Migrating Western settlers, the modern placards note, were fascinated by scores of springs in the vicinity of today's Soda Springs. The natural fountains were big and little, rotten-egg smelly or enticingly bubbly, and thus called "beer springs" and "soda springs."

"Gladly would I have spent some time in this most interesting valley, but my companions, less enthusiastic than I, insisted on pushing on," Oregon-bound emigrant F.A. Wislizenus wrote in July 1839.

Government pathfinder John C. Fremont was another enthusiast of this stretch along the Bear River, where he camped near surging Steamboat Springs, now drowned by a reservoir. He found the area "altogether a place of very great interest, and a traveler for the first time in a volcanic region remains in a constant excitement, and at every step is something remarkable and new."

Soda Springs is today a highway, railroad, ranching and mining center, and in its very midst is another wonder: Captive Geyser, a nature-fed but man-made phenomenon that spouts, due to a timer, on the hour, every hour of every day.

It was created three-quarters of a century ago, when Soda Springs entrepreneurs proposed a drilling project in search of a hot-water source for a swimming pool and resort.
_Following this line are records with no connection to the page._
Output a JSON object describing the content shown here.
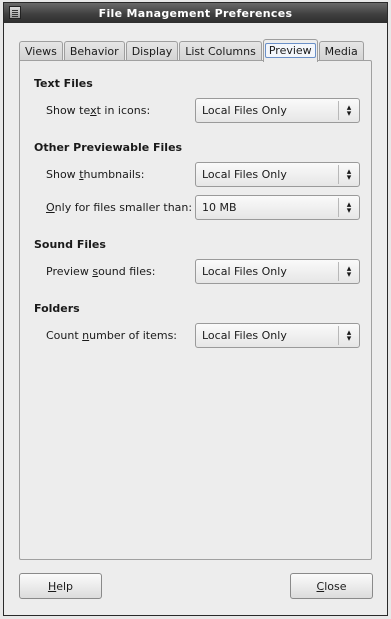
{
  "window": {
    "title": "File Management Preferences"
  },
  "tabs": [
    {
      "label": "Views"
    },
    {
      "label": "Behavior"
    },
    {
      "label": "Display"
    },
    {
      "label": "List Columns"
    },
    {
      "label": "Preview"
    },
    {
      "label": "Media"
    }
  ],
  "active_tab": "Preview",
  "sections": {
    "text_files": {
      "heading": "Text Files",
      "show_text_pre": "Show te",
      "show_text_mn": "x",
      "show_text_post": "t in icons:",
      "show_text_value": "Local Files Only"
    },
    "other_previewable": {
      "heading": "Other Previewable Files",
      "thumb_pre": "Show ",
      "thumb_mn": "t",
      "thumb_post": "humbnails:",
      "thumb_value": "Local Files Only",
      "size_mn": "O",
      "size_post": "nly for files smaller than:",
      "size_value": "10 MB"
    },
    "sound_files": {
      "heading": "Sound Files",
      "sound_pre": "Preview ",
      "sound_mn": "s",
      "sound_post": "ound files:",
      "sound_value": "Local Files Only"
    },
    "folders": {
      "heading": "Folders",
      "count_pre": "Count ",
      "count_mn": "n",
      "count_post": "umber of items:",
      "count_value": "Local Files Only"
    }
  },
  "buttons": {
    "help_mn": "H",
    "help_post": "elp",
    "close_mn": "C",
    "close_post": "lose"
  },
  "icons": {
    "window_icon": "window-menu-icon",
    "combo_arrows": "up-down-arrows-icon"
  }
}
Instead, 315 feet down on Nov. 28, 1937, they tapped mineral water unsuitable for their purposes. When the drill-bit was removed, "the ground shook as if it were about to split open and a roaring geyser of more than 70 feet streamed upward from the valve," a display's text reports.

Captive Geyser, surrounded by a rust-colored, mineral-built dome and powered by carbon dioxide gas in a subterranean chamber, isn't the tourist haven Soda Springs hoped for. The little park and its exhibits, though, make a great rest stop — and the geyser itself is nothing if not dependable — more faithful than Yellowstone's Old Faithful itself.

Other springs dot the area, some offering a taste of their contents, and nearby roadside exhibits outline both human and geologic history.

For instance, west of Soda Springs, at Soda Point, aka volcanic Sheep Rock, the Bear River makes a graceful turn south toward Utah, and the viewpoint right above the stream is quite breathtaking.

Here the Oregon Trail bent northwest, toward the valley of the Portneuf River. And 16 miles north of U.S. 30 is another Mormon landmark, the frozen-in-time ghost town of Chesterfield, Idaho. Landowners and the Chesterfield Foundation have set about preserving what's left, from individual houses and stores to the trim 1892 LDS meetinghouse and a nearby amusement hall.

Dry farms and ranches still thrive all around the town, which sat smack on the old Oregon Trail, little used after the railroad came through. Many structures, such as schools, are gone, but Chesterfield's scattered buildings are open to visitors from Memorial Day through Labor Day each year.

Besides its Mormon roots, Chesterfield is prized by preservationists because it is a time-capsule village, retaining the agrarian appearance of a town from just before and just after the turn of the 20th century. As such, it is on the National Register of Historic Places.

"Mormon pioneers settled this area along the Oregon Trail in the 1880s," laying out a traditional Mormon town grid with 10-acre blocks, one marker notes. "The town was named Chesterfield because it reminded some of the countryside around Chesterfield, England, and to honor the settlement's founder, Chester Call."

By 1900, the community had 418 residents, but an agricultural decline in the 1920s and the Great Depression of the 1930s depleted the settlement.

During Chesterfield's heyday, it still served the occasional trekker, notes a DUP marker beside the brick meetinghouse.

"After the arrival of the first settlers of Chesterfield in 1875, covered wagon trains continued to use the old Oregon Trail …, which passed this point." Usually tired and sometimes ill, "travelers arrived here from early spring to late autumn. Local pioneers fed the hungry, nursed the sick, replenished their supplies and exchanged fresh horses for weak or lame ones."

The town and its pleasant rural views may now be slightly off the beaten track, but the location, like many others along or near U.S. 30, at the top of the would-be State of Deseret, are wonderful reminders of times long past.